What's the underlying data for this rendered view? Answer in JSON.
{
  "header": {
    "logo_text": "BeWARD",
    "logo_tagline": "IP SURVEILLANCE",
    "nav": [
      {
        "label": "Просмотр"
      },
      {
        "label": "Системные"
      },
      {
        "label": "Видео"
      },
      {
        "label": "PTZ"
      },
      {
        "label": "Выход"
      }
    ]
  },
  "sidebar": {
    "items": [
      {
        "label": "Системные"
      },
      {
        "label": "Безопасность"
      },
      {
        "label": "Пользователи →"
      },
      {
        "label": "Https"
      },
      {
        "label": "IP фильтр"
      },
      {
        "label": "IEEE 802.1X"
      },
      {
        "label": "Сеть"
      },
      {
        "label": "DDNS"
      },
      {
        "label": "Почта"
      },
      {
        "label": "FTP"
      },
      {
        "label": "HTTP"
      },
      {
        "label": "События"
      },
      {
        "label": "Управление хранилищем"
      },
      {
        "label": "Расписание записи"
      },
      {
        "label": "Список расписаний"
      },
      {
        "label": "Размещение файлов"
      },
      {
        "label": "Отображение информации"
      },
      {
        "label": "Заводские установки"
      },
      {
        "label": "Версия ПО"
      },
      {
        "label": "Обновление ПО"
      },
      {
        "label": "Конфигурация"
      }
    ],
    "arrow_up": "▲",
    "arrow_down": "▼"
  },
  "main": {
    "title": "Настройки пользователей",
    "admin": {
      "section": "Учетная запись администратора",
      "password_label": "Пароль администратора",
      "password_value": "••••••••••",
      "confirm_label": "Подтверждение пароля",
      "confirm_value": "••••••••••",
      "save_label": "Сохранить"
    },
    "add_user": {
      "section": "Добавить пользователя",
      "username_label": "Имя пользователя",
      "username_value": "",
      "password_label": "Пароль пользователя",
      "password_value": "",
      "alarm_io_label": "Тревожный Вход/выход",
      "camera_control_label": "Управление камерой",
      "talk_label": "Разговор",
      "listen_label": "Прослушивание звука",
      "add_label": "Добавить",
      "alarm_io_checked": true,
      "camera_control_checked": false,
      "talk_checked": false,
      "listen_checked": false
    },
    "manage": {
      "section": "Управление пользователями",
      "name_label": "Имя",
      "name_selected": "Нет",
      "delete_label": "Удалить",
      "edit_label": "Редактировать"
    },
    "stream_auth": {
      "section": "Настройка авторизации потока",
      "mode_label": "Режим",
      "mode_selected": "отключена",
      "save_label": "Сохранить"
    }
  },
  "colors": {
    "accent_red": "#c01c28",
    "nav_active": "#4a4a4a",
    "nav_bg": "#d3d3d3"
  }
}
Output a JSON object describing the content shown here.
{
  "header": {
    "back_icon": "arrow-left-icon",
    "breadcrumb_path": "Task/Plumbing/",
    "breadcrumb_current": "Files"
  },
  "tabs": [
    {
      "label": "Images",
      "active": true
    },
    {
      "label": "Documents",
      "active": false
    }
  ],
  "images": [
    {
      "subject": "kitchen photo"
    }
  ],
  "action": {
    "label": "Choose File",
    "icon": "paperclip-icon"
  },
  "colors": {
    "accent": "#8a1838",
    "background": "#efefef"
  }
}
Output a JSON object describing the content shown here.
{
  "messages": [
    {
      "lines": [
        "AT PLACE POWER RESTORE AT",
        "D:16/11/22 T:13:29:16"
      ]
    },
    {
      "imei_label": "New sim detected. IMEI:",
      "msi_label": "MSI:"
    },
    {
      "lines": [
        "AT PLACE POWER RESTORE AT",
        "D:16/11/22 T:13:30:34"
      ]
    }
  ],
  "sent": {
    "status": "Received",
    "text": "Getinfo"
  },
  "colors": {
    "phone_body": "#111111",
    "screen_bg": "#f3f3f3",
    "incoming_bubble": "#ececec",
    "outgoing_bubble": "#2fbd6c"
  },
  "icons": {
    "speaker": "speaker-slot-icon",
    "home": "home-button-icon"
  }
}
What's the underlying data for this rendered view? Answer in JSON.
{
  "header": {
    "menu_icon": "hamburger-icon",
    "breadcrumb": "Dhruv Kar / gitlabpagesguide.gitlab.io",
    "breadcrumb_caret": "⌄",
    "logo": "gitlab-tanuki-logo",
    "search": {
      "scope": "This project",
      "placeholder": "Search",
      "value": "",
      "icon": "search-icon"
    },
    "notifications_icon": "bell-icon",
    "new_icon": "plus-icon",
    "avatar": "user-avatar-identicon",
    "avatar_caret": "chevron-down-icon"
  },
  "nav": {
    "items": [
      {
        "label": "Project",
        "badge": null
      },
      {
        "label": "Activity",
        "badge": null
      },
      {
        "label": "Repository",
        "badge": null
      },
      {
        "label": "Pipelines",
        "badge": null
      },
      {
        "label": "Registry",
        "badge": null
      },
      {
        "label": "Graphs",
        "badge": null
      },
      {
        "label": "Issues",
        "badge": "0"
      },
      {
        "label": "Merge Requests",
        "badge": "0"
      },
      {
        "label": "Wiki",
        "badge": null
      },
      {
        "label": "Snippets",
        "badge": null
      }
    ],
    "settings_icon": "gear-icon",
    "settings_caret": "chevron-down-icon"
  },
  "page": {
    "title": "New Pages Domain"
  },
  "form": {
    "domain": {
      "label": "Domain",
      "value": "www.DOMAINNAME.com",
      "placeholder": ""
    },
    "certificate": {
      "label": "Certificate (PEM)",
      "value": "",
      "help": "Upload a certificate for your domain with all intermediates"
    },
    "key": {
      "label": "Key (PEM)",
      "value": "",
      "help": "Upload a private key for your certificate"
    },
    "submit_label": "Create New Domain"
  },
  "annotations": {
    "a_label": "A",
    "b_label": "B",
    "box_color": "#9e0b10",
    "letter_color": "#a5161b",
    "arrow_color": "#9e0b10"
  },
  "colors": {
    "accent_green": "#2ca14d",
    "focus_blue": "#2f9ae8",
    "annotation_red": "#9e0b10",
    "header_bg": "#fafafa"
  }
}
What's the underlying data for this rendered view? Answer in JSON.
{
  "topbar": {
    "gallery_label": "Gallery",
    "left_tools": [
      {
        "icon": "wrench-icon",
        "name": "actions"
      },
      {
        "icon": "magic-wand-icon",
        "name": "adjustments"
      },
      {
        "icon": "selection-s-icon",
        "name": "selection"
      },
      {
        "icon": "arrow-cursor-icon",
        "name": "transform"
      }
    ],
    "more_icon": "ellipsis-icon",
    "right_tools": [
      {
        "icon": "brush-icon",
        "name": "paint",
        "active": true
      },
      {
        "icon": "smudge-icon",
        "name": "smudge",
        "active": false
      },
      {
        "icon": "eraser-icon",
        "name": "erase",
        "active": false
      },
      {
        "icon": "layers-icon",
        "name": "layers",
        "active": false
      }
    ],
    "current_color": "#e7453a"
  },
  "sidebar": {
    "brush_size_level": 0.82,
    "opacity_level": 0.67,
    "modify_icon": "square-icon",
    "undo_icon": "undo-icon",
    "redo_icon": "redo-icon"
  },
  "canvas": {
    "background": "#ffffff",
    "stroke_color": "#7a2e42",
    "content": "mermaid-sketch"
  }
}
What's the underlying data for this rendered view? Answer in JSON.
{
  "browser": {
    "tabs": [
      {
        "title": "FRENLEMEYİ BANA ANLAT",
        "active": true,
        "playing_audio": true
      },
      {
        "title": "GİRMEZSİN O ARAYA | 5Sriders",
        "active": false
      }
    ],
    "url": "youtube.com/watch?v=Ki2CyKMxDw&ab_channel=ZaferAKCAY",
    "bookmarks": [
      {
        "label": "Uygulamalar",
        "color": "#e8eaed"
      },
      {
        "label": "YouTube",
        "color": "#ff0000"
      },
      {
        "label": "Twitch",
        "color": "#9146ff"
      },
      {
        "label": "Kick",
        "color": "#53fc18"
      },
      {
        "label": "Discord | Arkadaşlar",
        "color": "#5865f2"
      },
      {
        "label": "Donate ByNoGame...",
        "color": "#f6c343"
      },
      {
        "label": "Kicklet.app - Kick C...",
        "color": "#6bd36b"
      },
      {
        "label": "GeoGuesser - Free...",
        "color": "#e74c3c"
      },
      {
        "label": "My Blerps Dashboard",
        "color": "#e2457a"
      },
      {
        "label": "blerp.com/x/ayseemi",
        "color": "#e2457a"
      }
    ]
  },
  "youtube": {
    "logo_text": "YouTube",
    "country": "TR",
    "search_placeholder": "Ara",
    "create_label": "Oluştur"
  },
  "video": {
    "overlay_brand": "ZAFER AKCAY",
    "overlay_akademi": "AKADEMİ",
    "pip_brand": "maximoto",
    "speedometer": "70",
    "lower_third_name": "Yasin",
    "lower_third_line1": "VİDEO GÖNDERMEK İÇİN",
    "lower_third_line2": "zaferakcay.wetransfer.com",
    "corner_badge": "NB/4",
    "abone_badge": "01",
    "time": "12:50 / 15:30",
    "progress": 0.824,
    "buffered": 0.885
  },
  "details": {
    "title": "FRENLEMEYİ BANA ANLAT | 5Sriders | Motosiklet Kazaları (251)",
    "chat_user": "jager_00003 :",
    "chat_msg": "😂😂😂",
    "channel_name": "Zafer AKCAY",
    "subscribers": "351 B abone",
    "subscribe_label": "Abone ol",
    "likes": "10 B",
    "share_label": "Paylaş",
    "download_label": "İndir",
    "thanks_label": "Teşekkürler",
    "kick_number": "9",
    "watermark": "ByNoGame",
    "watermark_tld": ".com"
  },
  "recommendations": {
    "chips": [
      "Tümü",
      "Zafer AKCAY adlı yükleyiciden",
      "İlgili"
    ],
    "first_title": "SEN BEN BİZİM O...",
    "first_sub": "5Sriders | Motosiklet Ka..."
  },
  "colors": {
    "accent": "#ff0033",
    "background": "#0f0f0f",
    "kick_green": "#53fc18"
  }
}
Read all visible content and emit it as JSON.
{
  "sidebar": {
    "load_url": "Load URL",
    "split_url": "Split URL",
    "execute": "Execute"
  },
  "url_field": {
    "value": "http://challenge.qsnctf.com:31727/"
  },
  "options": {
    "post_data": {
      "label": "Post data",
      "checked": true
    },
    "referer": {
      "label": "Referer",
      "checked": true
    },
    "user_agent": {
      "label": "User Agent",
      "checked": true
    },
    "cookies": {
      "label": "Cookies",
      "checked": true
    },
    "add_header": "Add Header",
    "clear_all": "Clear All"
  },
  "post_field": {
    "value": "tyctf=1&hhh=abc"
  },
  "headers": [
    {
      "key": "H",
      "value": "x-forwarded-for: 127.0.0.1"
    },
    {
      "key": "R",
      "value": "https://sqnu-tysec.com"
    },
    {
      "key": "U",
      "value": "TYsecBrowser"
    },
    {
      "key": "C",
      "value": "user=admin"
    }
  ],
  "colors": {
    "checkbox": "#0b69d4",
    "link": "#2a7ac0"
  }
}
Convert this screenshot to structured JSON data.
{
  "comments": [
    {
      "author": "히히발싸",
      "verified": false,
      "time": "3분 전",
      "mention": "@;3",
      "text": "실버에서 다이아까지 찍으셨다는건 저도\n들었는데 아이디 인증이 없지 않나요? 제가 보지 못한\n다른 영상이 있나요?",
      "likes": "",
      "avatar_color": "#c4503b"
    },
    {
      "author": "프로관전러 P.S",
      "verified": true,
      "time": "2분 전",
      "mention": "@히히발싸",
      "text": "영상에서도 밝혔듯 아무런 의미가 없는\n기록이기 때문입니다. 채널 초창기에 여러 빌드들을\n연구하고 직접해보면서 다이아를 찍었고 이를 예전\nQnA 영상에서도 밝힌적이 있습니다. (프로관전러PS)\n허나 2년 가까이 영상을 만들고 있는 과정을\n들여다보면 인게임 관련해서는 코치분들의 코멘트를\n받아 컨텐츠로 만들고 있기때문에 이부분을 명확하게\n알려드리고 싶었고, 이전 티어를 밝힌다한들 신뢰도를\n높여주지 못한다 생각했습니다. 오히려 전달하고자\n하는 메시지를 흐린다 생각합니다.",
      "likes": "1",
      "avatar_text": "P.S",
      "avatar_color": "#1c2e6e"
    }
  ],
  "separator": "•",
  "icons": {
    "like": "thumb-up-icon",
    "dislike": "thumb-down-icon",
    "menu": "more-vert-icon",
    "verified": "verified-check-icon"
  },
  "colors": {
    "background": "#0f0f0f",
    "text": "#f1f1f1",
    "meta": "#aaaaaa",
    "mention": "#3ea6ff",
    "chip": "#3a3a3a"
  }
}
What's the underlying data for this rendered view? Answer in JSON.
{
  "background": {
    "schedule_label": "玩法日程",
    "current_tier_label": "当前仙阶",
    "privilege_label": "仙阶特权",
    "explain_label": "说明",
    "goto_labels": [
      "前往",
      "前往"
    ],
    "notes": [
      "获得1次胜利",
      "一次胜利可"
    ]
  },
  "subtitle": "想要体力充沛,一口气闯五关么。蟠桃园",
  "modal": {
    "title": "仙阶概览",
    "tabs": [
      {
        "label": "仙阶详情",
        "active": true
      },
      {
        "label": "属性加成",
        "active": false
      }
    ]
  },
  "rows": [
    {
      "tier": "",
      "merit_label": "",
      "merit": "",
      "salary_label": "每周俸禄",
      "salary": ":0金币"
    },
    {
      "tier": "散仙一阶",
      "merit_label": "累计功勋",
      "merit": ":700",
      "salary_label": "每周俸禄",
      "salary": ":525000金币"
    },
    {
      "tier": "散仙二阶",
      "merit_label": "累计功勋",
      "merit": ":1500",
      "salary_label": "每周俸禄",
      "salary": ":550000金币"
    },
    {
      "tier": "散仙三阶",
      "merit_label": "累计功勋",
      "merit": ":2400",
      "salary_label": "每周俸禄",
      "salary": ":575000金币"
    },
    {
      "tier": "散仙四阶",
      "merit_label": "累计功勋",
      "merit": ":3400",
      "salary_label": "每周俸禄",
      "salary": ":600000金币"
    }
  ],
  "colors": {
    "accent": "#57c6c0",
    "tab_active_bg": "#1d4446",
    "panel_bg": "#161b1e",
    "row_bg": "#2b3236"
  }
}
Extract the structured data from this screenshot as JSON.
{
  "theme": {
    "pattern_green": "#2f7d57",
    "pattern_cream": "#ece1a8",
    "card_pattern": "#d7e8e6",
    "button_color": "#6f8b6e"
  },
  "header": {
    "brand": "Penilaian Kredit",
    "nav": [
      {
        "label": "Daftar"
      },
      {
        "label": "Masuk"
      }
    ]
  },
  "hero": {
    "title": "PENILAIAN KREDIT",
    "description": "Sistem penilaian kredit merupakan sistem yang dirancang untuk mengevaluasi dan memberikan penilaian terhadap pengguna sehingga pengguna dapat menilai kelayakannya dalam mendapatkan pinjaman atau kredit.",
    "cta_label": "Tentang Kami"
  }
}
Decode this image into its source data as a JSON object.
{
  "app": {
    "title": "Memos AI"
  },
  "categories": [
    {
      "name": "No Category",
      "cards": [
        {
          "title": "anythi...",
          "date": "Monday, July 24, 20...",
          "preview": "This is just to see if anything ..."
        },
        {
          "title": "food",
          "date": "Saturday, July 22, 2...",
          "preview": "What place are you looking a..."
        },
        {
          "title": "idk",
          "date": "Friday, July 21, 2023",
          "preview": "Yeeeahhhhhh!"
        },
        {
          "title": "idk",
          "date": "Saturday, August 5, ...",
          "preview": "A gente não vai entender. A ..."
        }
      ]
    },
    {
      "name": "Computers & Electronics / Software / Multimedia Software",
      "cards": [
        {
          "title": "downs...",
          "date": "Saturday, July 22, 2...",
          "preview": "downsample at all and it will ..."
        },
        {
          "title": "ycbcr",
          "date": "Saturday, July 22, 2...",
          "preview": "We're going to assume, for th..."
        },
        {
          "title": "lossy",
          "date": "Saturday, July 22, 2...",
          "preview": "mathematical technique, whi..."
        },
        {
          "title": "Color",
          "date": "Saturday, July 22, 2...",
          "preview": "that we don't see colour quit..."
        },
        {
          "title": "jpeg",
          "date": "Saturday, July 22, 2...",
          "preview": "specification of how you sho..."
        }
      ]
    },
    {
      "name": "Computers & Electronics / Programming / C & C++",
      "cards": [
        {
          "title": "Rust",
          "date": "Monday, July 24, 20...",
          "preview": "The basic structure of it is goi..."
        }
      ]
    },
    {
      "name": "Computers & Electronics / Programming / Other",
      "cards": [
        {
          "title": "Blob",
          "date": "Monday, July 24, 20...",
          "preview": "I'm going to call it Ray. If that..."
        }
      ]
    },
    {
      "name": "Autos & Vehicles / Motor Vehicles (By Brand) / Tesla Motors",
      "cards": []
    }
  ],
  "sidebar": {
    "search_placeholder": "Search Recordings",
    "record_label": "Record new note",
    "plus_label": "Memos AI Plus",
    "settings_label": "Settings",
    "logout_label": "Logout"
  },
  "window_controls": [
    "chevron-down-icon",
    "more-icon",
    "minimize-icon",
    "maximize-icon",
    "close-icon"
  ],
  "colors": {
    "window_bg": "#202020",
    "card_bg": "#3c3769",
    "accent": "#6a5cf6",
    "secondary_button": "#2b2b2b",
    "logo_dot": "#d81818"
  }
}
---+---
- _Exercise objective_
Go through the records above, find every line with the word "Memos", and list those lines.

- _Solution for this exercise_
    "title": "Memos AI"
    "plus_label": "Memos AI Plus",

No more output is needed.